Flying turbines and other bizarre Google projects

You thought flying turbines were weird, take a look at other odd Google investments


Did you hear about Google's acquisition of a company that makes a 26-foot-long electricity-generating kite this week? As part of its Google X anything-goes research and development arm that would make Tony Stark jealous, Google snatched up Makani Power, the maker of the kite.

If you think turbine kites sound like a strange investment for Google that's just the tip of the bizarre iceberg. Over the years Google has invested via Google X, Google Ventures, and other philanthropic arms in everything from drones that hunt down wildlife poachers, space travel, to a human-powered monorail. Here is a quick look at some of Google's most far-out and ambitious investments that make Google Glass and its self-driving car program sound downright prosaic.

Electric kite

(Image Credit: Makani Power)

Bloomberg Businessweek's Brad Stone has an excellent article on Google's investment in Makani Power and Google X. Google bought the company for an undisclosed amount of money. According to Makani its Airborne Wind Turbine system is a tethered "wing" that has light-weight turbines attached to it. The carbon-fiber kite flies in circles as high as 2000 feet where air currents are more consistent. Electricity generated by the turbines would travel down the tethering cord.

Human powered monorail

(Image Credit: Shweeb )

In 2008, as part of its Project 10 to the 100 campaign, Google gave $1 million to Shweeb to create human-powered vehicles designed to travel short to medium distance on a monorail.
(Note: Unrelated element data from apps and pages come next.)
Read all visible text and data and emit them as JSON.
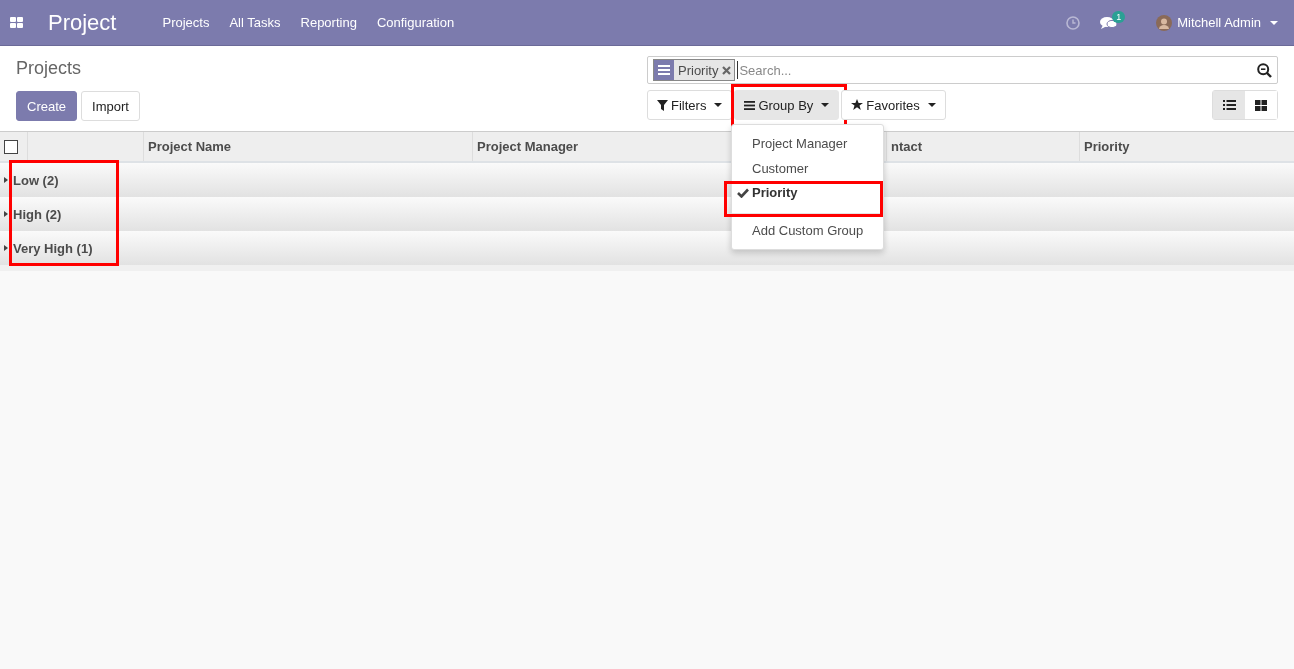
{
  "navbar": {
    "app_name": "Project",
    "menu": [
      "Projects",
      "All Tasks",
      "Reporting",
      "Configuration"
    ],
    "messages_badge": "1",
    "user": "Mitchell Admin"
  },
  "breadcrumb": "Projects",
  "buttons": [
    {
      "label": "Create",
      "kind": "primary"
    },
    {
      "label": "Import",
      "kind": "secondary"
    }
  ],
  "search": {
    "facet": "Priority",
    "placeholder": "Search..."
  },
  "search_menus": [
    {
      "label": "Filters",
      "kind": "filter",
      "selected": false,
      "highlighted": false
    },
    {
      "label": "Group By",
      "kind": "groupby",
      "selected": true,
      "highlighted": true
    },
    {
      "label": "Favorites",
      "kind": "star",
      "selected": false,
      "highlighted": false
    }
  ],
  "views": [
    {
      "kind": "list",
      "selected": true
    },
    {
      "kind": "kanban",
      "selected": false
    }
  ],
  "group_by_menu": [
    {
      "label": "Project Manager",
      "checked": false,
      "highlighted": false,
      "kind": "option"
    },
    {
      "label": "Customer",
      "checked": false,
      "highlighted": false,
      "kind": "option"
    },
    {
      "label": "Priority",
      "checked": true,
      "highlighted": true,
      "kind": "option"
    },
    {
      "label": "Add Custom Group",
      "checked": false,
      "highlighted": false,
      "kind": "custom"
    }
  ],
  "table": {
    "select_all_checked": false,
    "columns": [
      "",
      "Project Name",
      "Project Manager",
      "ntact",
      "Priority"
    ],
    "groups_highlighted": true,
    "groups": [
      {
        "label": "Low (2)",
        "expanded": false
      },
      {
        "label": "High (2)",
        "expanded": false
      },
      {
        "label": "Very High (1)",
        "expanded": false
      }
    ]
  }
}
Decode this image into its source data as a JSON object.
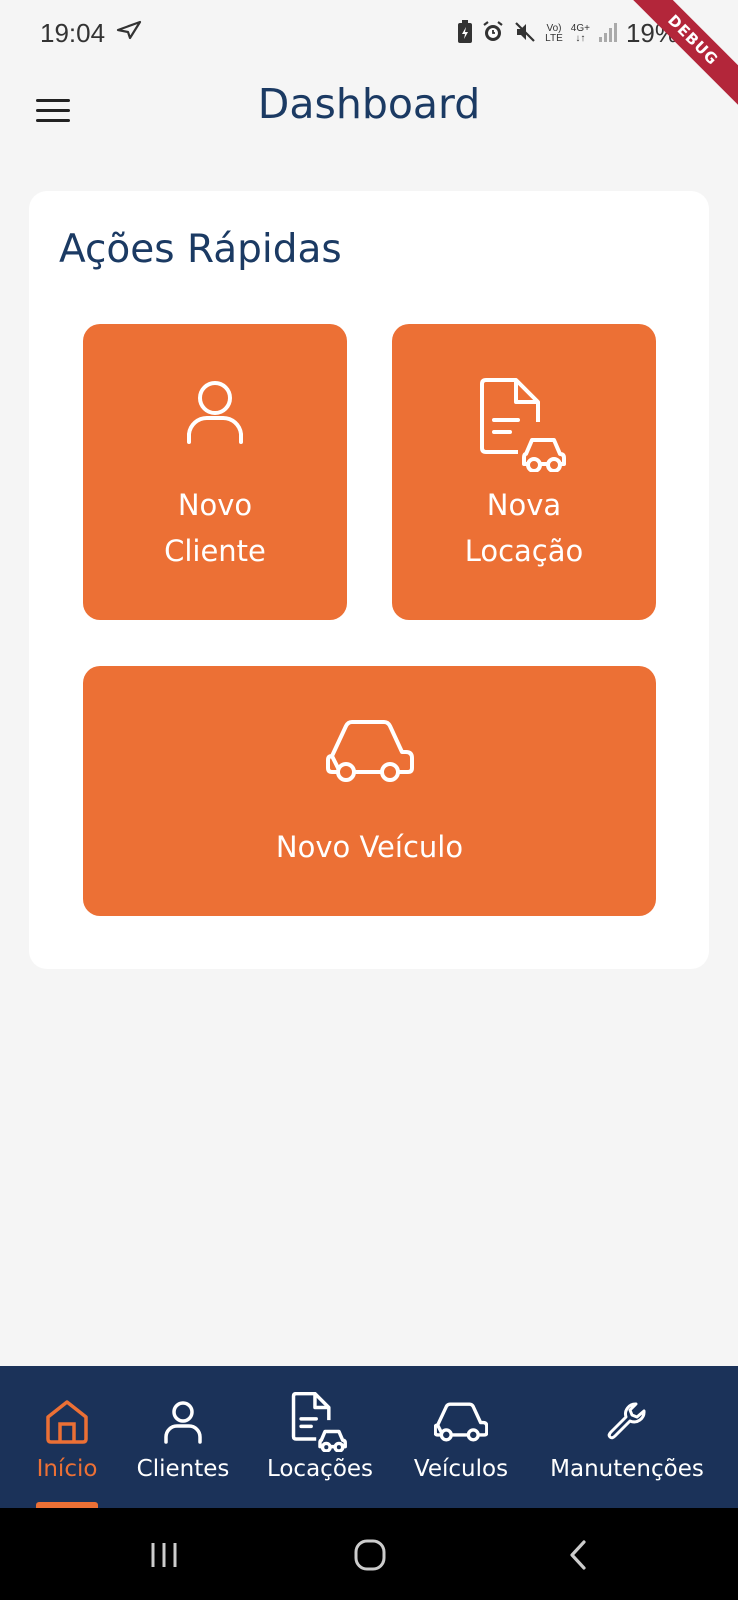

The idea behind Shweeb is human-powered monorail pods would offer an environmentally friendly alternative to getting across town at the same time giving you an aerobic workout. It's unclear what became of the project, but if you're ever in Ngongotaha Rotorua, New Zealand Agroventures Adventure Park will let you take a ride in one.

Google Lunar X Prize

(Image Credit: Google Lunar X Prize )

Join us:






Answers - Powered by ITworld

Ask a Question